§ EXERCISE DIRECTIONS: Although the entries hold pictures, only their words are printed back, exactly as given.

§ SOURCE DATA:

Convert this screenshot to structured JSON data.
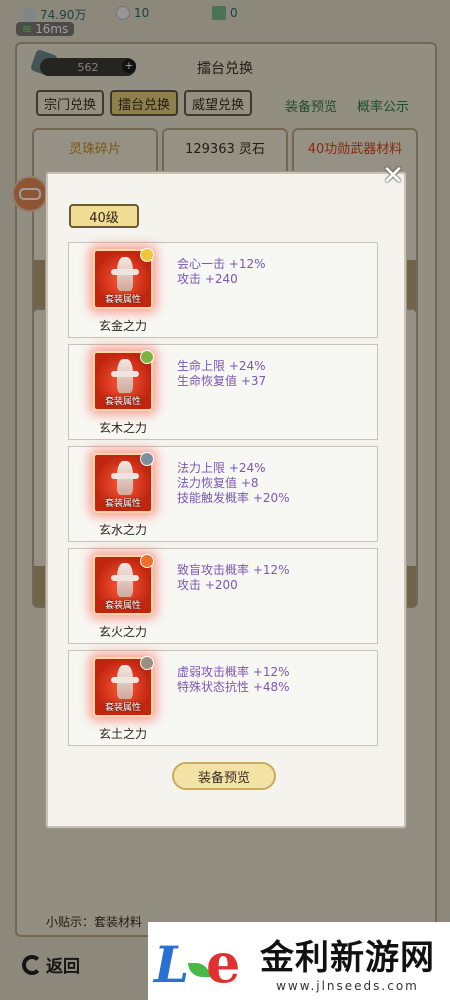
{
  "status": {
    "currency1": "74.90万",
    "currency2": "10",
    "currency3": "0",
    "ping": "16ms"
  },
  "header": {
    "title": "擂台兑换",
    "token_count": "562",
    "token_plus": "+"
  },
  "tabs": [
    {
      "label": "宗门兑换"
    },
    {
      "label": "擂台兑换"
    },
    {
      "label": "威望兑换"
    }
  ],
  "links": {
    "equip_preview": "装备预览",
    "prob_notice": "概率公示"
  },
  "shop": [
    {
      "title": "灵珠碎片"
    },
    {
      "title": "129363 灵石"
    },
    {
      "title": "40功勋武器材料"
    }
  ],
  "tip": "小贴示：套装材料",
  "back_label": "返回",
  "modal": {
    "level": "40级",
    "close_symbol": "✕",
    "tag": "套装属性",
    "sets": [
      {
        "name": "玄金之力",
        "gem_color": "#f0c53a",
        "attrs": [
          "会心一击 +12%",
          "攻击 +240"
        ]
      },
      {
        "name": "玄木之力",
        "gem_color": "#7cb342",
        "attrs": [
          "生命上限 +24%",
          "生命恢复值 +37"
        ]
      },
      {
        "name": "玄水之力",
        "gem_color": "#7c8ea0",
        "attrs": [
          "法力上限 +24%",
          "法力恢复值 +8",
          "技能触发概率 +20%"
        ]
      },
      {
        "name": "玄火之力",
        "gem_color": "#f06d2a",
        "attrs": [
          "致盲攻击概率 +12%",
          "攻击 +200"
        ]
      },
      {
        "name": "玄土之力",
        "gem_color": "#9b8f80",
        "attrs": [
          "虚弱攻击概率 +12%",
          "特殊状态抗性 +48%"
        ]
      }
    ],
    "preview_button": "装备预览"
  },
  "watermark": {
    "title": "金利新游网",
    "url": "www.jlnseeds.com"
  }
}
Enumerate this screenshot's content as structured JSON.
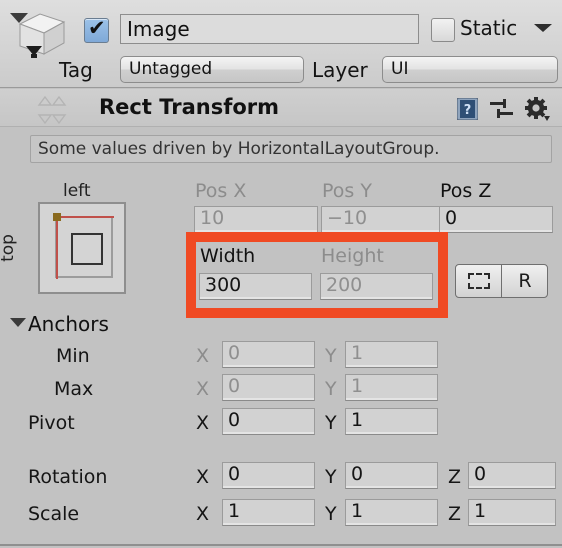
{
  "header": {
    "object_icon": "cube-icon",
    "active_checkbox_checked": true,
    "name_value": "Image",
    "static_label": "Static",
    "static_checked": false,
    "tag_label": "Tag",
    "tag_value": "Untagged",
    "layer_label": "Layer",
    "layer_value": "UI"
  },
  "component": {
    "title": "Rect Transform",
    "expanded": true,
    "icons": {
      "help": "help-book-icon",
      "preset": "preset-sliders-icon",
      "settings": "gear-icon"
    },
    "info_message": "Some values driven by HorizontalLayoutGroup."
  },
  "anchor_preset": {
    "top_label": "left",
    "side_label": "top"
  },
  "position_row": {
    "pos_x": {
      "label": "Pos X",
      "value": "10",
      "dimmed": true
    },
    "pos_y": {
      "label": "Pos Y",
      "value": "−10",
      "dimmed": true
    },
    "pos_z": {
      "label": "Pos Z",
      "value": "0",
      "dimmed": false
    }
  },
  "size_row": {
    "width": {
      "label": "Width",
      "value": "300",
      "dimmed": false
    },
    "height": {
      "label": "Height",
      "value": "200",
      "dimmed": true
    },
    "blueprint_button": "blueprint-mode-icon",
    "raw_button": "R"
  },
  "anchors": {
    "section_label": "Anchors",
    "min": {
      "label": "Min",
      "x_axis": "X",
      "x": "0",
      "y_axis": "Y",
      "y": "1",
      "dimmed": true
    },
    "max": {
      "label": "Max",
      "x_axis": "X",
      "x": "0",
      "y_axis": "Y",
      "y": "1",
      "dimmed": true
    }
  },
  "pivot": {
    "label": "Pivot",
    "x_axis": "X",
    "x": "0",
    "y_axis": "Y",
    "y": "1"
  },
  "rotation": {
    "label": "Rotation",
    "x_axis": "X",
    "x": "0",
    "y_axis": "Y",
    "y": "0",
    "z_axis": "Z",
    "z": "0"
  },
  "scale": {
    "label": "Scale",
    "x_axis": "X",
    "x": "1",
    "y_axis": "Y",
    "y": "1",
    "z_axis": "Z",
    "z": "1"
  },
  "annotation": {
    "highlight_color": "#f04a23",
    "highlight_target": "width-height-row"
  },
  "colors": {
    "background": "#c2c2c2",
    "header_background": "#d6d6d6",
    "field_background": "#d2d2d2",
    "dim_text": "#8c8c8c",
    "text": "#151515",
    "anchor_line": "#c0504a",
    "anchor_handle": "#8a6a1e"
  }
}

§ SOLUTION TO THE EXERCISE:
Convert this screenshot to structured JSON data.
{
  "status": {
    "currency1": "74.90万",
    "currency2": "10",
    "currency3": "0",
    "ping": "16ms"
  },
  "header": {
    "title": "擂台兑换",
    "token_count": "562",
    "token_plus": "+"
  },
  "tabs": [
    {
      "label": "宗门兑换"
    },
    {
      "label": "擂台兑换"
    },
    {
      "label": "威望兑换"
    }
  ],
  "links": {
    "equip_preview": "装备预览",
    "prob_notice": "概率公示"
  },
  "shop": [
    {
      "title": "灵珠碎片"
    },
    {
      "title": "129363 灵石"
    },
    {
      "title": "40功勋武器材料"
    }
  ],
  "tip": "小贴示：套装材料",
  "back_label": "返回",
  "modal": {
    "level": "40级",
    "close_symbol": "✕",
    "tag": "套装属性",
    "sets": [
      {
        "name": "玄金之力",
        "gem_color": "#f0c53a",
        "attrs": [
          "会心一击 +12%",
          "攻击 +240"
        ]
      },
      {
        "name": "玄木之力",
        "gem_color": "#7cb342",
        "attrs": [
          "生命上限 +24%",
          "生命恢复值 +37"
        ]
      },
      {
        "name": "玄水之力",
        "gem_color": "#7c8ea0",
        "attrs": [
          "法力上限 +24%",
          "法力恢复值 +8",
          "技能触发概率 +20%"
        ]
      },
      {
        "name": "玄火之力",
        "gem_color": "#f06d2a",
        "attrs": [
          "致盲攻击概率 +12%",
          "攻击 +200"
        ]
      },
      {
        "name": "玄土之力",
        "gem_color": "#9b8f80",
        "attrs": [
          "虚弱攻击概率 +12%",
          "特殊状态抗性 +48%"
        ]
      }
    ],
    "preview_button": "装备预览"
  },
  "watermark": {
    "title": "金利新游网",
    "url": "www.jlnseeds.com"
  }
}
Enumerate this screenshot's content as structured JSON.
{
  "header": {
    "object_icon": "cube-icon",
    "active_checkbox_checked": true,
    "name_value": "Image",
    "static_label": "Static",
    "static_checked": false,
    "tag_label": "Tag",
    "tag_value": "Untagged",
    "layer_label": "Layer",
    "layer_value": "UI"
  },
  "component": {
    "title": "Rect Transform",
    "expanded": true,
    "icons": {
      "help": "help-book-icon",
      "preset": "preset-sliders-icon",
      "settings": "gear-icon"
    },
    "info_message": "Some values driven by HorizontalLayoutGroup."
  },
  "anchor_preset": {
    "top_label": "left",
    "side_label": "top"
  },
  "position_row": {
    "pos_x": {
      "label": "Pos X",
      "value": "10",
      "dimmed": true
    },
    "pos_y": {
      "label": "Pos Y",
      "value": "−10",
      "dimmed": true
    },
    "pos_z": {
      "label": "Pos Z",
      "value": "0",
      "dimmed": false
    }
  },
  "size_row": {
    "width": {
      "label": "Width",
      "value": "300",
      "dimmed": false
    },
    "height": {
      "label": "Height",
      "value": "200",
      "dimmed": true
    },
    "blueprint_button": "blueprint-mode-icon",
    "raw_button": "R"
  },
  "anchors": {
    "section_label": "Anchors",
    "min": {
      "label": "Min",
      "x_axis": "X",
      "x": "0",
      "y_axis": "Y",
      "y": "1",
      "dimmed": true
    },
    "max": {
      "label": "Max",
      "x_axis": "X",
      "x": "0",
      "y_axis": "Y",
      "y": "1",
      "dimmed": true
    }
  },
  "pivot": {
    "label": "Pivot",
    "x_axis": "X",
    "x": "0",
    "y_axis": "Y",
    "y": "1"
  },
  "rotation": {
    "label": "Rotation",
    "x_axis": "X",
    "x": "0",
    "y_axis": "Y",
    "y": "0",
    "z_axis": "Z",
    "z": "0"
  },
  "scale": {
    "label": "Scale",
    "x_axis": "X",
    "x": "1",
    "y_axis": "Y",
    "y": "1",
    "z_axis": "Z",
    "z": "1"
  },
  "annotation": {
    "highlight_color": "#f04a23",
    "highlight_target": "width-height-row"
  },
  "colors": {
    "background": "#c2c2c2",
    "header_background": "#d6d6d6",
    "field_background": "#d2d2d2",
    "dim_text": "#8c8c8c",
    "text": "#151515",
    "anchor_line": "#c0504a",
    "anchor_handle": "#8a6a1e"
  }
}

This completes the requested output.